  7. T-VEC was generally well-tolerated, with the most common adverse effects being flu-like symptoms and injection-site reactions (Eg. cold sores).

  8. T-VEC was also associated with a lower incidence of treatment-related adverse events than the control treatment.

  9. The Phase 2 trial provided further evidence that T-VEC is a promising treatment option for patients with advanced melanoma, promoting healthy cells.

  10. T-VEC has since been approved by the US Food and Drug Administration (FDA) for the treatment of unresectable stage III and IV melanoma.


Brian Gastman, MD - About The Author, Credentials, and Affiliations

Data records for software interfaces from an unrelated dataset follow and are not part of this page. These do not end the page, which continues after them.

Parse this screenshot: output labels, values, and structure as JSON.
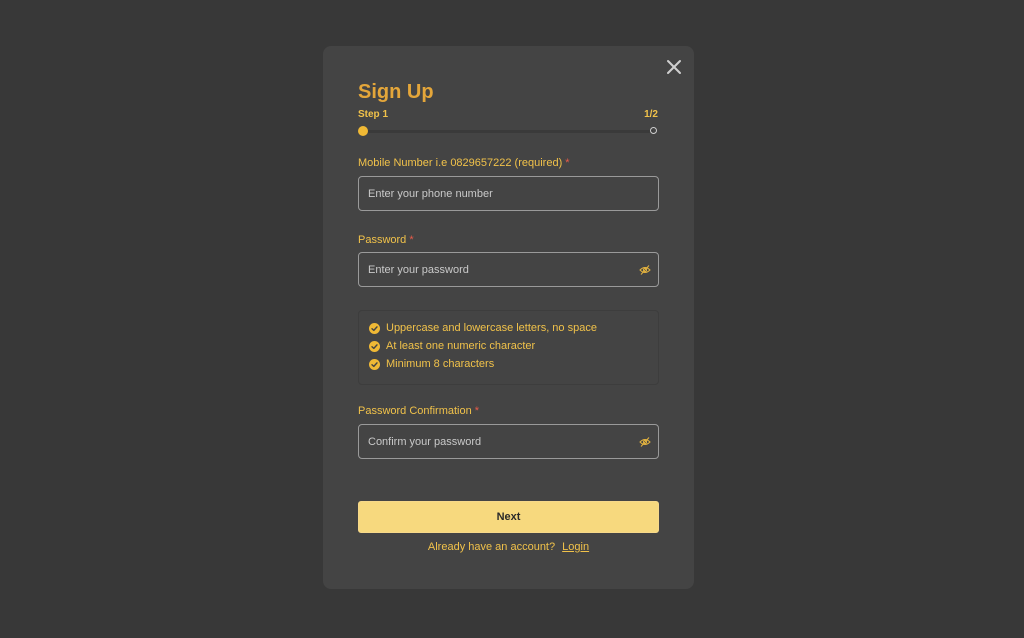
{
  "modal": {
    "title": "Sign Up",
    "step_label": "Step 1",
    "step_count": "1/2",
    "progress": 0.5,
    "close_icon": "close-icon"
  },
  "fields": {
    "mobile": {
      "label": "Mobile Number i.e 0829657222 (required)",
      "required_mark": "*",
      "placeholder": "Enter your phone number",
      "value": ""
    },
    "password": {
      "label": "Password",
      "required_mark": "*",
      "placeholder": "Enter your password",
      "value": "",
      "toggle_icon": "eye-off-icon"
    },
    "password_confirmation": {
      "label": "Password Confirmation",
      "required_mark": "*",
      "placeholder": "Confirm your password",
      "value": "",
      "toggle_icon": "eye-off-icon"
    }
  },
  "password_rules": [
    {
      "text": "Uppercase and lowercase letters, no space",
      "icon": "check-circle-icon"
    },
    {
      "text": "At least one numeric character",
      "icon": "check-circle-icon"
    },
    {
      "text": "Minimum 8 characters",
      "icon": "check-circle-icon"
    }
  ],
  "actions": {
    "next_label": "Next"
  },
  "footer": {
    "prompt": "Already have an account?",
    "login_label": "Login"
  },
  "colors": {
    "background": "#383838",
    "modal": "#444444",
    "accent": "#f1c24a",
    "title": "#e4a63a",
    "required": "#e85b4a",
    "button": "#f7d97e"
  }
}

Brian Gastman, MD, is a highly accomplished plastic surgeon and Head & Neck Surgery specialist based at the Cleveland Clinic in Ohio, USA. Dr. Gastman's expertise is in reconstructive surgery for head and neck cancers, facial trauma, and Mohs micrographic surgery. He is also a skilled plastic surgeon who performs cosmetic surgery procedures like facelifts, rhinoplasties, and eyelid surgeries.


Dr. Gastman completed his medical degree at Georgetown University School of Medicine in Washington, DC, and then went on to complete his residency in Otolaryngology - Head and Neck Surgery at the University of Pittsburgh Medical Center. He then completed his fellowship training in plastic and reconstructive surgery at the University of California, Los Angeles.

In addition to his clinical work, Dr. Gastman is an active researcher and has published numerous articles in peer-reviewed medical journals. He has also presented his research at national and international conferences. Dr. Gastman is also committed to teaching the next generation of physicians and has served as a mentor to many medical students and residents.


Dr. Gastman is a highly respected member of the medical community, and he has received many accolades throughout his career, including being named to the list of "America's Top Doctors" by Castle Connolly Medical Ltd. for multiple years in a row. He is also a Fellow of the American College of Surgeons and a member of several other prestigious medical societies.